It's been a long road to the television adaptation of His Dark Materials, the obsessively popular young adult fantasy series from Philip Pullman. After a disastrous first outing as a Harry Potter-like film series (starring Nicole Kidman, Daniel Craig, and Dakota Blue Richards), the series never made it to a sequel. The rights went dormant, as New Line Cinema shelved them before being swallowed up by Warner Bros. Pictures. It took until 2015 for Pullman to get them back and resell them to the BBC for a Game of Thrones-like TV series.
And yet delays continued. It's been almost four years to the day since the BBC announced it would create the series, and in that time, the television landscape has shifted enormously. Had a series come out in 2016, or even early 2018, His Dark Materials might have felt fresher, or at least like a continuation of HBO's top-rated "expensive prestige fantasy series" hits. As it is, the first episode shows how far the genre has come and how much expectations have risen.
In creating a parallel universe, writer Jack Thorne (Harry Potter & The Cursed Child) and director Tom Hooper (Les Miserables, Cats) have done a remarkable job of making this a place that feels lived-in. But that also works against the series; as the magical alternate reality whizzes by, treated as mundane parts of the landscape.
What makes this world magical are the Daemons. The alternative Earth is almost exactly like our own, and it's 2019 there too.
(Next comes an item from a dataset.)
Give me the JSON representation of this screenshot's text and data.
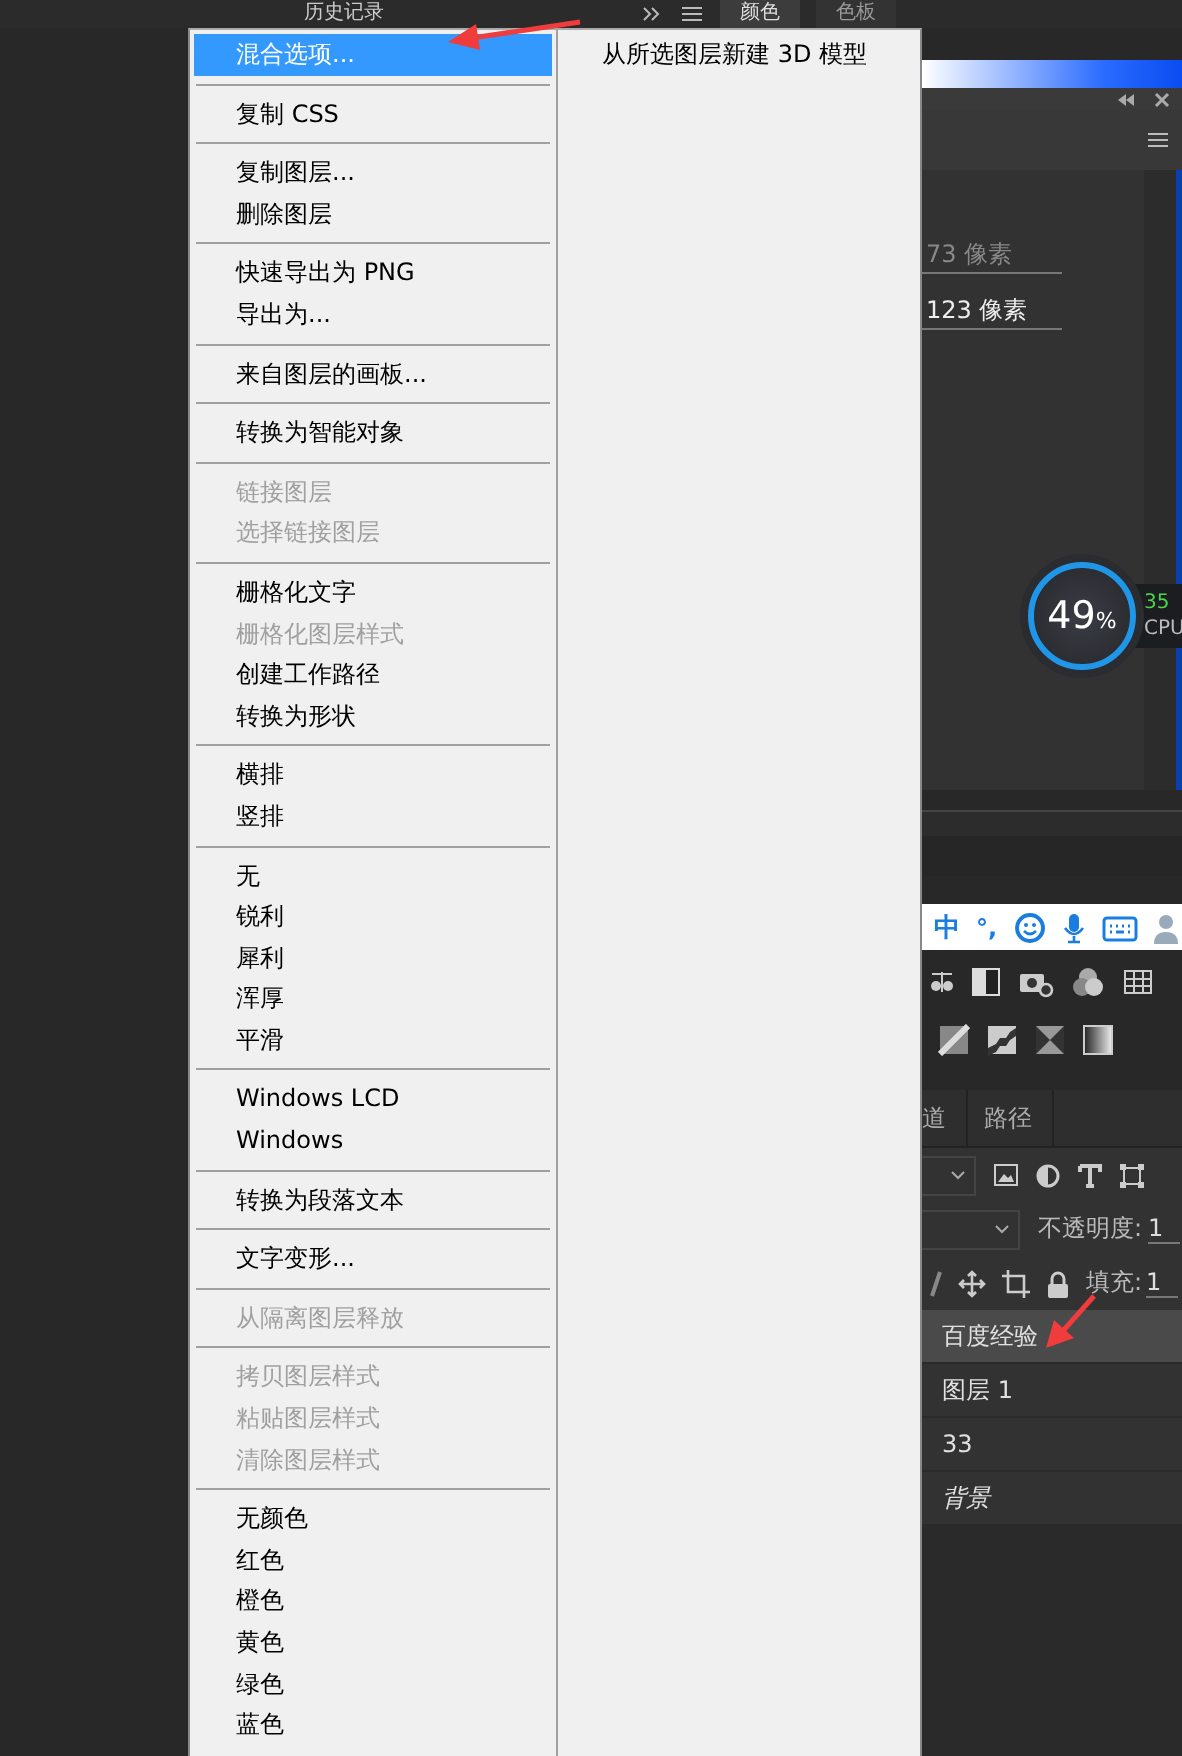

But there's one difference that's changed everything: Human souls exist outside of their bodies, in the form of animal companions. When the story starts, Lyra (Dafne Keen), a 12-year-old orphan living in Jordan College in Oxford, and her best pal Roger (Lewin Lloyd), and their daemons are racing around, over the rooftops, down in the crypts, and everywhere in between. As children, their daemons have not settled on a final form yet (that happens upon reaching maturity), and continuously morph from one animal to another. It's just another day in the life for these two, in a world that they've never questioned.
But as will be apparent to viewers, this 2019 is very different from ours. Technology has not begun to reach our level. There are no cell phones, no computers. Film and cameras are somewhere around 100 years behind schedule. Cars are at about a World War II level, and aircraft were not deterred by the Hindenberg (or perhaps it never happened) as zeppelin airships float through the sky. How? Why? It turns out that having souls people can see was a massive boon to religion, here referred to as the "Magisterium." They are the "be all end all" of institutions, a theocracy controlling religious thought, all government institutions, and most of the wealth as well. Oxford at least has "Scholastic sanctuary," but only within reason, and those boundaries are about to be tested, when Lyra's uncle, Lord Asriel (James McAvoy), arrives home from the North.
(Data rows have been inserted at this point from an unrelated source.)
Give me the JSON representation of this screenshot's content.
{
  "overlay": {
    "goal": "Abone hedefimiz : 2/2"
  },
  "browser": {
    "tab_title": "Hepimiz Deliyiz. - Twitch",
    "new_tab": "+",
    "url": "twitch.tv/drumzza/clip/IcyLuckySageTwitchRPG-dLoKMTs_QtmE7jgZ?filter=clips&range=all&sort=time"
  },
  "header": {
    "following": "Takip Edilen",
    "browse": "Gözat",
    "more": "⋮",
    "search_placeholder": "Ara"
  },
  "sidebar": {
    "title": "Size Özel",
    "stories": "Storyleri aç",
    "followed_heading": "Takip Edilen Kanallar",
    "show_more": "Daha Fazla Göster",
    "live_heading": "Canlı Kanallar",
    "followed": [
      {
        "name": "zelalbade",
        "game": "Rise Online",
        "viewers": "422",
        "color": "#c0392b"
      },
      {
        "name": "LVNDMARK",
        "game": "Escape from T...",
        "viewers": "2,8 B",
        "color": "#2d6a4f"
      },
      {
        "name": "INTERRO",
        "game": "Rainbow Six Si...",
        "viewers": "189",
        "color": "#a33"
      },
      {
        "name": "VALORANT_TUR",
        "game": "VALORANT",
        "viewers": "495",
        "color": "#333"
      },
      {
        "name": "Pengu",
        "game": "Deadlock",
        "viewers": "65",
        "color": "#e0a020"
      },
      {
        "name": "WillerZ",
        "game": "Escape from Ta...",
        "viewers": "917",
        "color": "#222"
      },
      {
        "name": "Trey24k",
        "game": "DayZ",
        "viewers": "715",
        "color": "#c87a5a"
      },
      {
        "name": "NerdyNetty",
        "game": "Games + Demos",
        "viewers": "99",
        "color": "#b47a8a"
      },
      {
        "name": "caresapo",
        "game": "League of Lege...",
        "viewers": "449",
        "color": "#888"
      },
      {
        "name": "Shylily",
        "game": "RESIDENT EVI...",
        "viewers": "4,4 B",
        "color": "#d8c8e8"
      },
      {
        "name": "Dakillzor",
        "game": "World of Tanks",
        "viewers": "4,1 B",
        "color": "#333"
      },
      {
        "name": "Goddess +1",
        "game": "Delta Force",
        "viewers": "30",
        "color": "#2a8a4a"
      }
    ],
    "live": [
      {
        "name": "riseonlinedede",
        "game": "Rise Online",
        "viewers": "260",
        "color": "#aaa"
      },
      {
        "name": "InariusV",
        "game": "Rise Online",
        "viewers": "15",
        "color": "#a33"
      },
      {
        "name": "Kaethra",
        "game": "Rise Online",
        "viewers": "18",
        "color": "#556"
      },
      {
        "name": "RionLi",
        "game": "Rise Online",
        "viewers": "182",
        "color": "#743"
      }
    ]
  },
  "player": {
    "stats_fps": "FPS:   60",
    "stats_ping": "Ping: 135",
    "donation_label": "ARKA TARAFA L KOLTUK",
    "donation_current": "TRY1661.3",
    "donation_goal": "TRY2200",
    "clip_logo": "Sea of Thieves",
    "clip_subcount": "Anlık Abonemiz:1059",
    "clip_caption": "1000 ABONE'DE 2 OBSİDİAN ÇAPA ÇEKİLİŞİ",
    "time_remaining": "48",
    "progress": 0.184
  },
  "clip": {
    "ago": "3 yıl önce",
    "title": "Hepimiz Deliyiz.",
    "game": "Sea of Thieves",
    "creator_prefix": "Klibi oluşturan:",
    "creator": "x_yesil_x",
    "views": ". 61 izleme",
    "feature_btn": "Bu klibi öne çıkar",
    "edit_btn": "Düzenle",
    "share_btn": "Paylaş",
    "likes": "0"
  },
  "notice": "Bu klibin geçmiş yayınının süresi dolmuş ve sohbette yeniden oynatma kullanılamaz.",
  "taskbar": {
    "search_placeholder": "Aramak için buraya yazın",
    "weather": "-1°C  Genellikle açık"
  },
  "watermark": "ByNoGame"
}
Lyra is super curious about her uncle; she dreams of going North with him next time he leaves. But when she peeps in the window to see what he's doing, she finds The Master of Jordan (Clarke Peters) and Librarian Scholar Charles (Ian Gelder) plotting to poison him, putting a drug in Asriel's favorite wine. When Asriel returns and begins to pour a glass, Lyra flies through the window to stop him. As a reward for saving his life, she's allowed to hide out as a spy (and see his presentation). But that's as far as he goes. When Asriel heads out, Lyra must stay behind.
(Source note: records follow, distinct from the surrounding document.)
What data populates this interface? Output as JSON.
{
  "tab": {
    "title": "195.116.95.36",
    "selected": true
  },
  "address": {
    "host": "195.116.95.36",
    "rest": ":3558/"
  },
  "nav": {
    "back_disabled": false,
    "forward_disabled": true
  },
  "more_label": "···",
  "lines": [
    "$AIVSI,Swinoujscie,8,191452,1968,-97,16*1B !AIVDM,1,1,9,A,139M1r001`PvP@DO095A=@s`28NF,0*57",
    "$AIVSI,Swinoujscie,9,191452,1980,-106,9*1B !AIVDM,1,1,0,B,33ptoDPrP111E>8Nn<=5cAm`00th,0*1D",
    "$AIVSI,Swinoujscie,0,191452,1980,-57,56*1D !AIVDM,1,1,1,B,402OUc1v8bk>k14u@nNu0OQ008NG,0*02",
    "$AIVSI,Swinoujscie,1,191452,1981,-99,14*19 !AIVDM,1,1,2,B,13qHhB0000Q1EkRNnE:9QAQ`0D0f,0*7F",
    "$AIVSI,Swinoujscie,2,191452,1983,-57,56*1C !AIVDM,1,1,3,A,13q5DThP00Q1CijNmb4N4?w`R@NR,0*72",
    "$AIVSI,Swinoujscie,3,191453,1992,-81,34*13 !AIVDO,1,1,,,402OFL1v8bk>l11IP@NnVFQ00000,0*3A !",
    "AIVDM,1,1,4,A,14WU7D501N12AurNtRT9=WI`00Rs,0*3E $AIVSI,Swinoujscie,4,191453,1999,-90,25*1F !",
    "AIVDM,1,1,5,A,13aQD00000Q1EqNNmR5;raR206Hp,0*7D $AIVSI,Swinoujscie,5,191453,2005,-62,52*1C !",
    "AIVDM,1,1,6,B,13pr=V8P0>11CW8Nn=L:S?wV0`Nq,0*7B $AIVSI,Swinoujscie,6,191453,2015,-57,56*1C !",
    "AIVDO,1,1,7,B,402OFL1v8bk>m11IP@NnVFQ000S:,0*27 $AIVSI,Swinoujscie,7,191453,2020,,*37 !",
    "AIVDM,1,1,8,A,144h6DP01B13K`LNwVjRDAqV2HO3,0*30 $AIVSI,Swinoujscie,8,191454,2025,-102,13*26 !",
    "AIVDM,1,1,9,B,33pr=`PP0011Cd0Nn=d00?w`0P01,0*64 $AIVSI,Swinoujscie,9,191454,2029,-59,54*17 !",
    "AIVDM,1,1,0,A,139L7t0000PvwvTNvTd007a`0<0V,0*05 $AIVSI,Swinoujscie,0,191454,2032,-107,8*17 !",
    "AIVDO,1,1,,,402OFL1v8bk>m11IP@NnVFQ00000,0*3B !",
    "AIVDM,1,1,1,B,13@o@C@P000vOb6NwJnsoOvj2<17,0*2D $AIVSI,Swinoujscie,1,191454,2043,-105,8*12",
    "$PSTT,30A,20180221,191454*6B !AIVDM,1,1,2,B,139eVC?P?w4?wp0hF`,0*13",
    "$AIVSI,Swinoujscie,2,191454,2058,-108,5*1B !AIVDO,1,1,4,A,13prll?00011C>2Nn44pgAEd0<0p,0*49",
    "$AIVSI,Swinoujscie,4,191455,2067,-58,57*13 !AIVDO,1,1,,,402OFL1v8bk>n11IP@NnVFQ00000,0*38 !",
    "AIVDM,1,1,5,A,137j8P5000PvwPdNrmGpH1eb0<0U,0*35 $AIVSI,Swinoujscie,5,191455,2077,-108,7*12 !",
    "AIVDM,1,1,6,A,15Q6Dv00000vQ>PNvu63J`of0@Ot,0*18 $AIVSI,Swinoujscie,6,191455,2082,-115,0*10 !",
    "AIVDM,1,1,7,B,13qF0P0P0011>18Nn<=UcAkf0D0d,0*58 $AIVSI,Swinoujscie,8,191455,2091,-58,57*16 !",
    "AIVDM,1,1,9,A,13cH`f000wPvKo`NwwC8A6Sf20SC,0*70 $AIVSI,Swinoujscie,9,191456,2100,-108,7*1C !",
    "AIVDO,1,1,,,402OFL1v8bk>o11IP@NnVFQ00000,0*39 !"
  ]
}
Asriel's presentation is all about "Dust," a mysterious substance that surrounds every person if you look through the right lens. Using that same lens on the Aurora Borealis shows something even more magical: a city in the sky. Asriel wants money from Oxford to go back, to try to find out what this is, and more importantly, what Dust is. One thing he has discovered: Children are Dust-free, and only start collecting it once their daemons take their final form.
Oxford's scholars vote to give him the money, though they fear the Magisterium will come down on them like bricks for it. They're right, when word reaches the HQ in Geneva, Father MacPhail (Will Keen) does not approve, though why is not clear. To put down this minor intellectual insurrection, he sends two people: Lord Carlo Boreal (Ariyon Bakare) and Mrs. Coulter (Ruth Wilson). Coulter takes an immediate shine to Lyra upon meeting her, sitting with the girl at dinner, and telling Lyra stories about her adventures exploring the North. Lyra is captivated. With only male figures to look up to her entire life, this is the first woman she's seen who stands as their intellectual equal. When Mrs. Coulter asks Lyra to come with her to London and then travel North together, Lyra is in before Coulter can finish asking.
But while Lyra's eyes are full of adventure and possibilities, she's missed something. Children have been disappearing in London. Now they've started to do the same in Oxford since Coulter came to town. First, it's a Gyptian boy, Billy Costa (Tyler Howitt), a child of the Romany-like band who travel along Oxford's waterways. And then, just as Lyra is about to leave, Roger disappears as well. Mrs. Coulter promises that once they get to London, they'll search for him and the "Gobblers" who are rumored to be taking these children. Little does Lyra know Roger is on the same flight, caged up, and kidnapped to be taken god-knows-where.